Human primates are emotional creatures. We’re very fancy monkeys, but peel away the layers of education, technology, and civility and what remains is pretty consistent with apes and simians in the wild. We can do better; we have reason and choices, free will and opportunities for willful change and willful growth. There are verbs involved, and a commitment to making better choices. This morning I face myself in the mirror in an honest way, and I ask a new question…”What does it take to become metaphorically teflon-coated, vaccinated against OPD, and is the wiser choice to recognize when I’ve simply had enough?” We are each having our own experience. There are some experiences I don’t care to have – and I have the choice not to accept them. I can change my own behavior, my own actions, my choices… what does taking care of me, and meeting my own needs over time require of me, as an adult woman with considerable experience?

Today is a new day. My coffee is hot and tasty, and I slept well and deeply, waking refreshed and content with myself. In spite of the topic, and this morning’s content, I am myself in a very good place. I am saddened by how often I have chosen, on other days, to become mired in someone else’s experience. This morning, I smile and think “Not my circus, not my monkeys.” This morning I meditate on love, gratitude, and making good choices.

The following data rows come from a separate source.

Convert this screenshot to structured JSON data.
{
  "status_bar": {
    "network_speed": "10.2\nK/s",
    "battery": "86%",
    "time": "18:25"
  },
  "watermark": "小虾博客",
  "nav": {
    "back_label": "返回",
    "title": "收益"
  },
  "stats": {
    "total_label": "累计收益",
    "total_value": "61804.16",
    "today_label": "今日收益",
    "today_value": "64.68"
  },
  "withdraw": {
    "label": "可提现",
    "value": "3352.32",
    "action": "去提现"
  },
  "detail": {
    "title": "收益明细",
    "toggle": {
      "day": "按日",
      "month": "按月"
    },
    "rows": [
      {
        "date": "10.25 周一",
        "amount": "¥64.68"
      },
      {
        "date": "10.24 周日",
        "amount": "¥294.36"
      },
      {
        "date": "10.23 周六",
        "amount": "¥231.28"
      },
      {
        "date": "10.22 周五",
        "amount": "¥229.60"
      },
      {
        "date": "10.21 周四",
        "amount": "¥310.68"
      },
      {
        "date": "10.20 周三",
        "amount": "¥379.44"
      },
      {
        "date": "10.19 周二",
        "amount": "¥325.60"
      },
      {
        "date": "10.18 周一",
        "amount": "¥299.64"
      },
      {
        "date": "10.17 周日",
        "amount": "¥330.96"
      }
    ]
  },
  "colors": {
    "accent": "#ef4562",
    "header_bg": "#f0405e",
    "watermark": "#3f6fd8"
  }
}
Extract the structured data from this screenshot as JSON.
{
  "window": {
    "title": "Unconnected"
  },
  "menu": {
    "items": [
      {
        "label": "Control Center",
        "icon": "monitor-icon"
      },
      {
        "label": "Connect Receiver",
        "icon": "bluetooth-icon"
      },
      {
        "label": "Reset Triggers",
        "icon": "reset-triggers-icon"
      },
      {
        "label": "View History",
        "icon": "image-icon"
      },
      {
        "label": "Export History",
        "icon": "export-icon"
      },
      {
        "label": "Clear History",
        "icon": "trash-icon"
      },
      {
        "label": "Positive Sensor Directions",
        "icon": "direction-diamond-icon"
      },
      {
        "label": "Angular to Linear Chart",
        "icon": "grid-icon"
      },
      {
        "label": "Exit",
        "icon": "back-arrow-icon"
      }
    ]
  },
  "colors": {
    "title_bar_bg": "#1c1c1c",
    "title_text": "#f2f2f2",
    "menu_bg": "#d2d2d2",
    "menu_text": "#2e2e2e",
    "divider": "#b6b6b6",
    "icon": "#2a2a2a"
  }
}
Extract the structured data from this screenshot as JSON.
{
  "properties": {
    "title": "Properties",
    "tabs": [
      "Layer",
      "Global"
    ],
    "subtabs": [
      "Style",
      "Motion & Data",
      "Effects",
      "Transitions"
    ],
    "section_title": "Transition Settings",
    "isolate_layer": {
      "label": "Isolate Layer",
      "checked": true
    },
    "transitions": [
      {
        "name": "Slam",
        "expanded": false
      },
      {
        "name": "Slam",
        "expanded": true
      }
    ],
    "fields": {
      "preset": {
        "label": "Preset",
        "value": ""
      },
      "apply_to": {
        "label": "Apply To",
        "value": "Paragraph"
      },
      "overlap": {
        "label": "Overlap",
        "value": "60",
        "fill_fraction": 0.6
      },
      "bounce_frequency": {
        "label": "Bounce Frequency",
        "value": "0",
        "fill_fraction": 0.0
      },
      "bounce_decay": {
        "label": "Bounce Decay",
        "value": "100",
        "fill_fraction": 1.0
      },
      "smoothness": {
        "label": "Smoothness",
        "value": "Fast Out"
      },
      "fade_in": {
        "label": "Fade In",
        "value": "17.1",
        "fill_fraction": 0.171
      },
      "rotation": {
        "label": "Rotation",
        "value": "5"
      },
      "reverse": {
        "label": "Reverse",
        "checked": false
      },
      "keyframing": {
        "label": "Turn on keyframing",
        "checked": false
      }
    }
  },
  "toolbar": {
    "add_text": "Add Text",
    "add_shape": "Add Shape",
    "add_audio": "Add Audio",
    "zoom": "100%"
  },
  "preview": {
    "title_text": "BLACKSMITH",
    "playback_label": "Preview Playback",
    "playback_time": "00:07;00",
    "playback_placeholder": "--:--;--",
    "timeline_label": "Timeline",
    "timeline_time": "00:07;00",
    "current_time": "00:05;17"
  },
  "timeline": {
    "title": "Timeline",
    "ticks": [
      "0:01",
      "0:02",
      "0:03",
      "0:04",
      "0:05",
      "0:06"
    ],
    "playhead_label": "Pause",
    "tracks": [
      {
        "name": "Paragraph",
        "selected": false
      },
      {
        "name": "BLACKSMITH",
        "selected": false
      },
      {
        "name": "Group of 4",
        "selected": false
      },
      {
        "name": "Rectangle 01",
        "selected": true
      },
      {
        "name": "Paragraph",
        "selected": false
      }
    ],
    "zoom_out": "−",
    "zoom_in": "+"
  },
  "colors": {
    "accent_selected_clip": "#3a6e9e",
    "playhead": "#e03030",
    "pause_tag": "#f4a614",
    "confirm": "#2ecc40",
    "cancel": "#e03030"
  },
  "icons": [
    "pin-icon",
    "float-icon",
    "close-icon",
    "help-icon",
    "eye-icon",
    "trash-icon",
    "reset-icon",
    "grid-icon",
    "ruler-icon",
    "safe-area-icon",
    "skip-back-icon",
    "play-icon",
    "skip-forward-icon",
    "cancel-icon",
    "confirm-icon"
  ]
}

If you are someone who feeds on drama, loves to foster drama, and invests emotionally in turmoil and confrontation, please at least consider that we don’t all thrive on that, or feed on it, and we don’t all find it pleasant, desirable, routine, or necessary. If you could take a moment to consider… but… isn’t that part of the issue in the first place? I guess you’ll find your own way. You, too are having your own experience, and it’s yours; you can build it of whatever stuff you value, yourself. Those are your choices, not mine.  I’ll just be right over here… choosing something different and enjoying my experience.

Days end. Days begin. Where will you take yourself on your journey today? What will you choose for yourself?

Days end. Days begin. Where will you take yourself on your journey today? What will you choose for yourself?

Today is a good day to treat myself and others well. Today is a good day to be kind. Today is a good day for compassion. Today is a good day to love. Today is a good day to be the change I wish to see in the world, and to welcome the best of who I can be with open arms and no reservations. Today, every day, every moment, love is what matters; choosing it is still a choice, and there is still a verb involved.